The pope also said the lifting of the excommunications was not adequately explained and gave rise to misinterpretations about the society's status in the church.

The fact that the Society of St. Pius X has no canonical standing in the church is based on doctrinal, not disciplinary, issues, he said. The society's ministers, even though they have been freed from ecclesial punishment, "do not exercise in a legitimate way any ministry in the church," he said.

According to the reports, the pope said he recognized that upsetting statements have often come from the society's leadership, reflecting pride and arrogance. But he said he has also witnessed "an opening of hearts" among some members.

He said the traditionalist society deserves the same kind of tolerance given to other members in the church.

"Sometimes one has the impression that our society needs at least one group that receives no tolerance and which one can calmly attack with hatred.

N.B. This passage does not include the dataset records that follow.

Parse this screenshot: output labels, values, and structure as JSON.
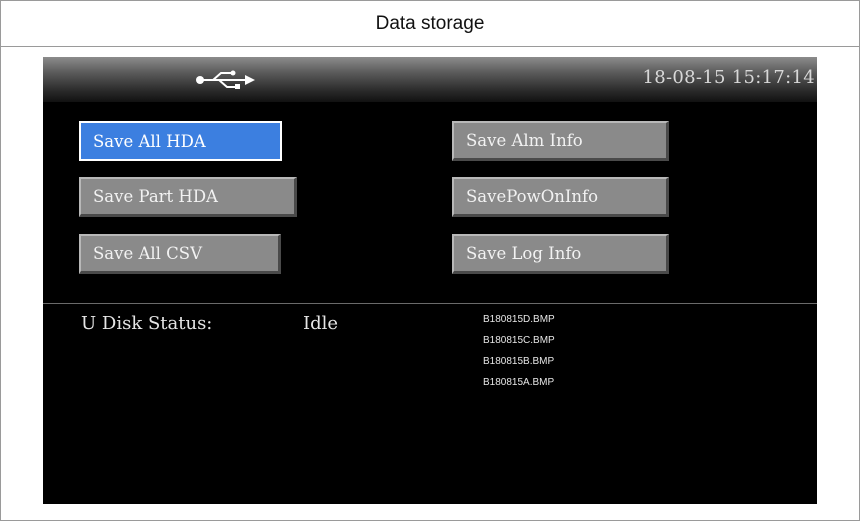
{
  "caption": "Data storage",
  "topbar": {
    "usb_icon": "usb-icon",
    "datetime": "18-08-15 15:17:14"
  },
  "buttons": {
    "save_all_hda": "Save All HDA",
    "save_part_hda": "Save Part HDA",
    "save_all_csv": "Save All CSV",
    "save_alm_info": "Save Alm Info",
    "save_pow_on_info": "SavePowOnInfo",
    "save_log_info": "Save Log Info"
  },
  "status": {
    "label": "U Disk Status:",
    "value": "Idle"
  },
  "files": [
    "B180815D.BMP",
    "B180815C.BMP",
    "B180815B.BMP",
    "B180815A.BMP"
  ],
  "colors": {
    "selected_button": "#3c7fe0",
    "button": "#8a8a8a",
    "screen_bg": "#000000"
  }
}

And if someone -- in this case the pope -- dares to draw close to them, he, too, loses the right to tolerance, and even he can be treated with hatred, without any fear or reserve," he wrote, according to the reports.
The text -- seven pages, according to Tornielli -- will be introduced with an 11.30am briefing in the press office by the "papal spokesman," Jesuit Fr Federico Lombardi.

Likewise tomorrow, Il Riformista's Paolo Rodari reports, B16 could well appoint a new archbishop of Westminster, the church's top post in England and Wales. On Monday, the pontiff will depart Rome for his first trip to Africa -- a much-awaited seven-day trek to Angola and Cameroon.

For all that and all the rest, as always, stay tuned.